**Task objective:** Check each line of the data for "glyph" and select those that have it.
◆ ◆ ◆
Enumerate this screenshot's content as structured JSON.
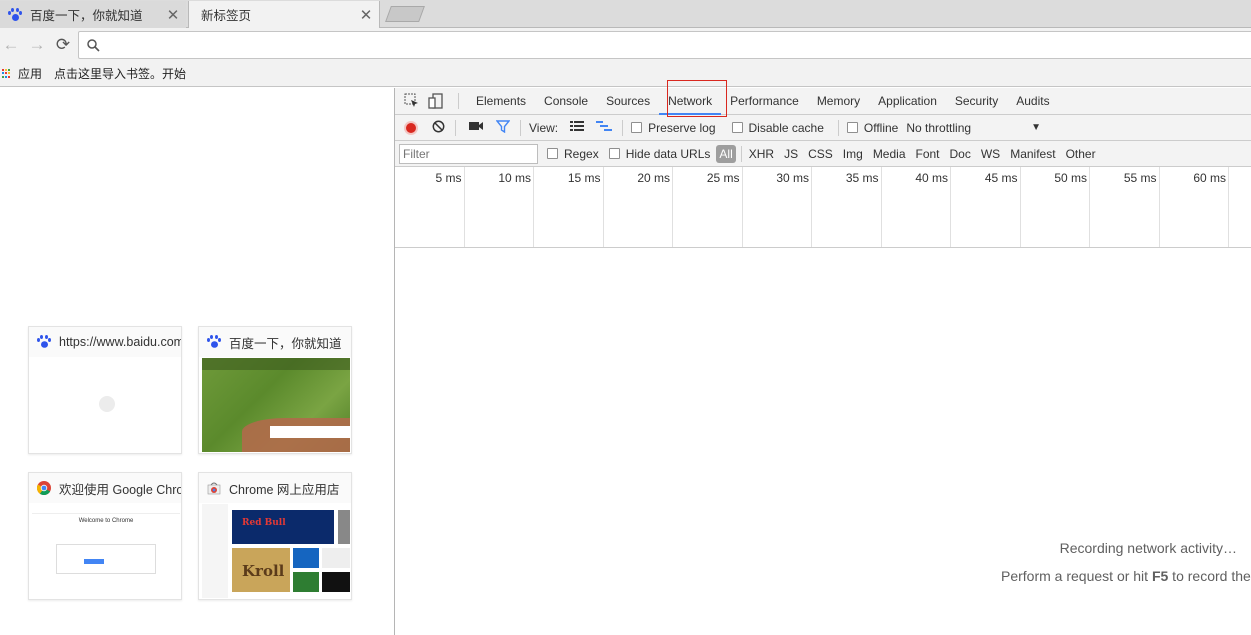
{
  "browser": {
    "tabs": [
      {
        "title": "百度一下，你就知道",
        "close": "✕",
        "active": false
      },
      {
        "title": "新标签页",
        "close": "✕",
        "active": true
      }
    ],
    "nav": {
      "back": "←",
      "forward": "→",
      "reload": "⟳",
      "search_icon": "search-icon"
    },
    "bookmarks": {
      "apps": "应用",
      "import": "点击这里导入书签。",
      "start": "开始"
    }
  },
  "new_tab_page": {
    "tiles": [
      {
        "title": "https://www.baidu.com",
        "favicon": "baidu-paw-icon"
      },
      {
        "title": "百度一下，你就知道",
        "favicon": "baidu-paw-icon"
      },
      {
        "title": "欢迎使用 Google Chrome",
        "favicon": "chrome-logo-icon",
        "thumb_heading": "Welcome to Chrome"
      },
      {
        "title": "Chrome 网上应用店",
        "favicon": "chrome-webstore-icon",
        "thumb_brand": "Red Bull",
        "thumb_word": "Kroll"
      }
    ]
  },
  "devtools": {
    "tabs": [
      "Elements",
      "Console",
      "Sources",
      "Network",
      "Performance",
      "Memory",
      "Application",
      "Security",
      "Audits"
    ],
    "active_tab": "Network",
    "network_toolbar": {
      "view_label": "View:",
      "preserve_log": "Preserve log",
      "disable_cache": "Disable cache",
      "offline": "Offline",
      "throttling": "No throttling",
      "dropdown_arrow": "▼"
    },
    "filter_bar": {
      "filter_placeholder": "Filter",
      "regex": "Regex",
      "hide_data_urls": "Hide data URLs",
      "types": [
        "All",
        "XHR",
        "JS",
        "CSS",
        "Img",
        "Media",
        "Font",
        "Doc",
        "WS",
        "Manifest",
        "Other"
      ]
    },
    "timeline_ticks": [
      "5 ms",
      "10 ms",
      "15 ms",
      "20 ms",
      "25 ms",
      "30 ms",
      "35 ms",
      "40 ms",
      "45 ms",
      "50 ms",
      "55 ms",
      "60 ms"
    ],
    "empty_state": {
      "line1": "Recording network activity…",
      "line2_prefix": "Perform a request or hit ",
      "line2_key": "F5",
      "line2_suffix": " to record the"
    },
    "colors": {
      "record": "#d9281f",
      "accent": "#4285f4",
      "filter_icon": "#4285f4"
    }
  }
}
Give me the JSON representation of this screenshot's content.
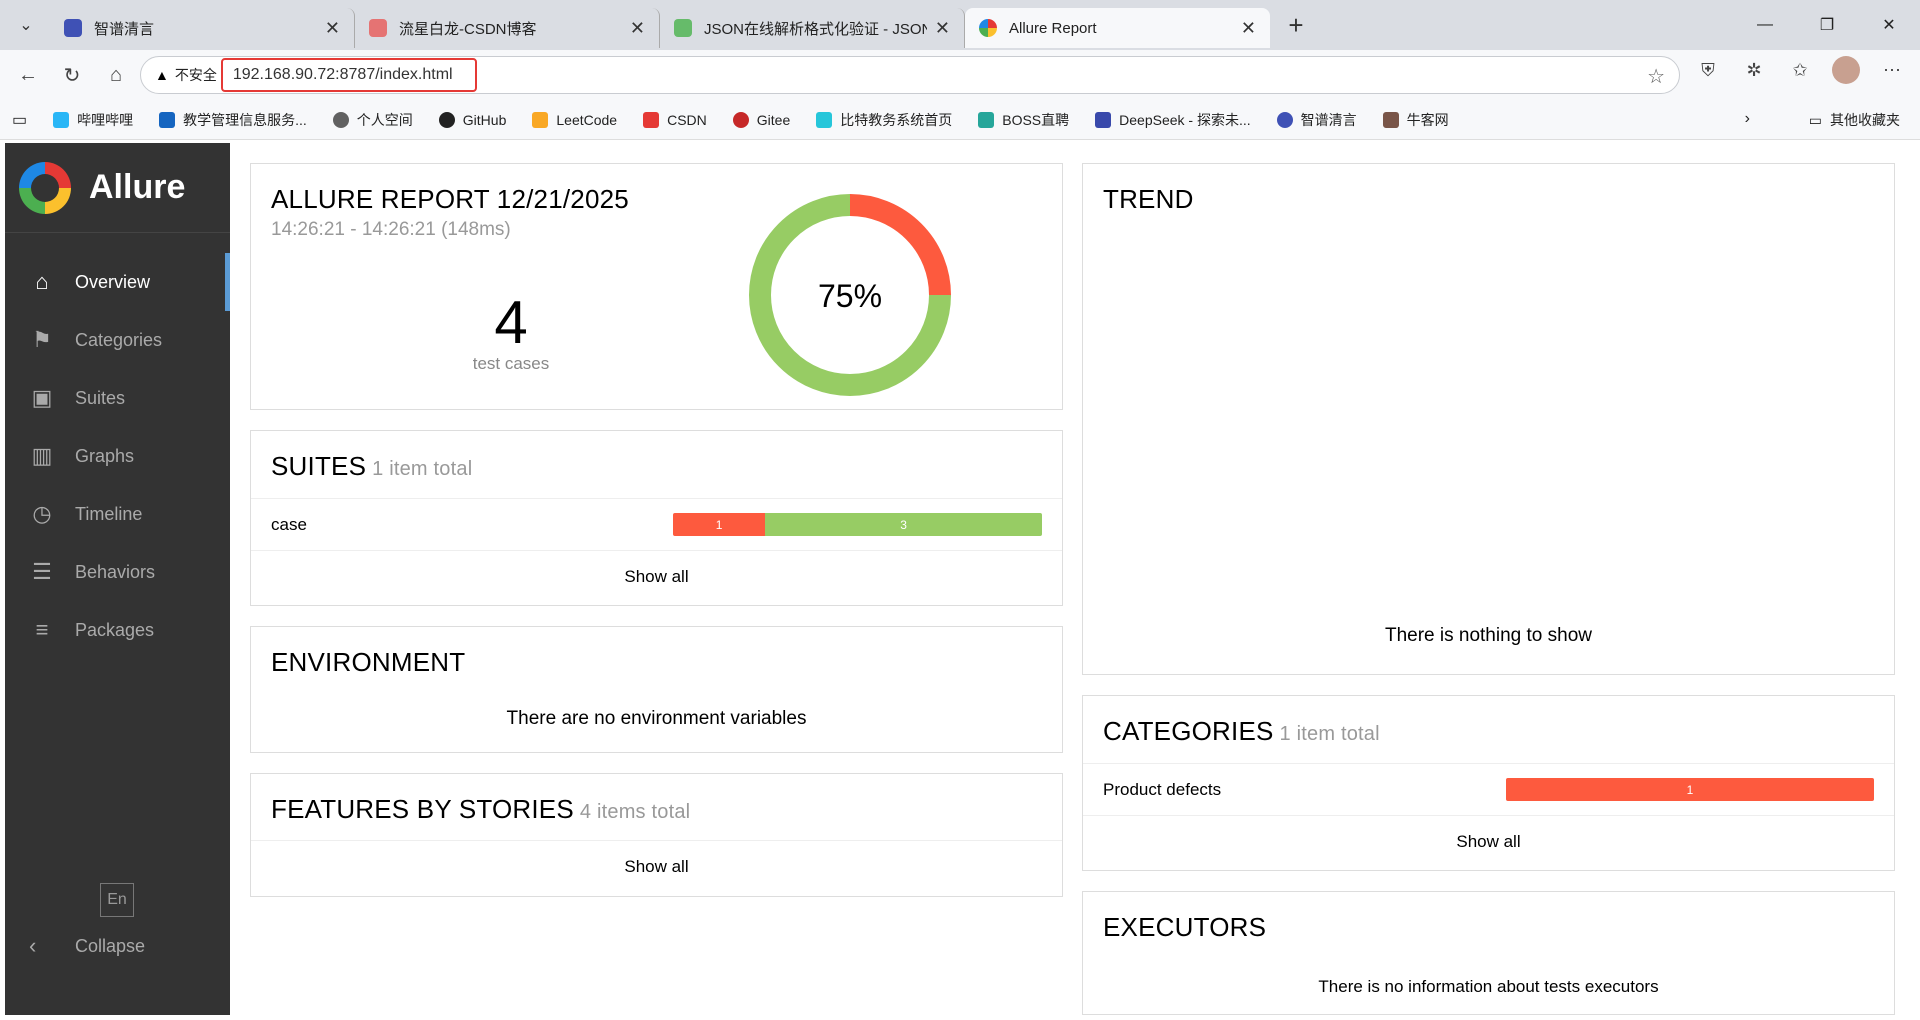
{
  "browser": {
    "tabs": [
      {
        "title": "智谱清言",
        "color": "#3f51b5"
      },
      {
        "title": "流星白龙-CSDN博客",
        "color": "#e57373"
      },
      {
        "title": "JSON在线解析格式化验证 - JSON.c",
        "color": "#66bb6a"
      },
      {
        "title": "Allure Report",
        "color": "#fbc02d"
      }
    ],
    "insecure_label": "不安全",
    "url": "192.168.90.72:8787/index.html",
    "bookmarks": [
      {
        "label": "哔哩哔哩",
        "color": "#29b6f6"
      },
      {
        "label": "教学管理信息服务...",
        "color": "#1565c0"
      },
      {
        "label": "个人空间",
        "color": "#616161"
      },
      {
        "label": "GitHub",
        "color": "#222222"
      },
      {
        "label": "LeetCode",
        "color": "#f9a825"
      },
      {
        "label": "CSDN",
        "color": "#e53935"
      },
      {
        "label": "Gitee",
        "color": "#c62828"
      },
      {
        "label": "比特教务系统首页",
        "color": "#26c6da"
      },
      {
        "label": "BOSS直聘",
        "color": "#26a69a"
      },
      {
        "label": "DeepSeek - 探索未...",
        "color": "#3949ab"
      },
      {
        "label": "智谱清言",
        "color": "#3f51b5"
      },
      {
        "label": "牛客网",
        "color": "#795548"
      }
    ],
    "other_bookmarks": "其他收藏夹"
  },
  "sidebar": {
    "brand": "Allure",
    "items": [
      {
        "label": "Overview",
        "icon": "home-icon",
        "glyph": "⌂"
      },
      {
        "label": "Categories",
        "icon": "flag-icon",
        "glyph": "⚑"
      },
      {
        "label": "Suites",
        "icon": "briefcase-icon",
        "glyph": "▣"
      },
      {
        "label": "Graphs",
        "icon": "bar-chart-icon",
        "glyph": "▥"
      },
      {
        "label": "Timeline",
        "icon": "clock-icon",
        "glyph": "◷"
      },
      {
        "label": "Behaviors",
        "icon": "list-icon",
        "glyph": "☰"
      },
      {
        "label": "Packages",
        "icon": "align-left-icon",
        "glyph": "≡"
      }
    ],
    "lang": "En",
    "collapse": "Collapse"
  },
  "summary": {
    "title": "ALLURE REPORT 12/21/2025",
    "time": "14:26:21 - 14:26:21 (148ms)",
    "count": "4",
    "count_label": "test cases",
    "percent": "75%",
    "pass_fraction": 0.75,
    "colors": {
      "passed": "#97cc64",
      "failed": "#fd5a3e"
    }
  },
  "suites": {
    "title": "SUITES",
    "count": "1 item total",
    "rows": [
      {
        "name": "case",
        "failed": 1,
        "passed": 3
      }
    ],
    "show_all": "Show all"
  },
  "environment": {
    "title": "ENVIRONMENT",
    "message": "There are no environment variables"
  },
  "features": {
    "title": "FEATURES BY STORIES",
    "count": "4 items total",
    "show_all": "Show all"
  },
  "trend": {
    "title": "TREND",
    "message": "There is nothing to show"
  },
  "categories": {
    "title": "CATEGORIES",
    "count": "1 item total",
    "rows": [
      {
        "name": "Product defects",
        "value": 1
      }
    ],
    "show_all": "Show all"
  },
  "executors": {
    "title": "EXECUTORS",
    "message": "There is no information about tests executors"
  }
}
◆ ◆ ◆
**Written answer:**
        "glyph": "⌂"
        "glyph": "⚑"
        "glyph": "▣"
        "glyph": "▥"
        "glyph": "◷"
        "glyph": "☰"
        "glyph": "≡"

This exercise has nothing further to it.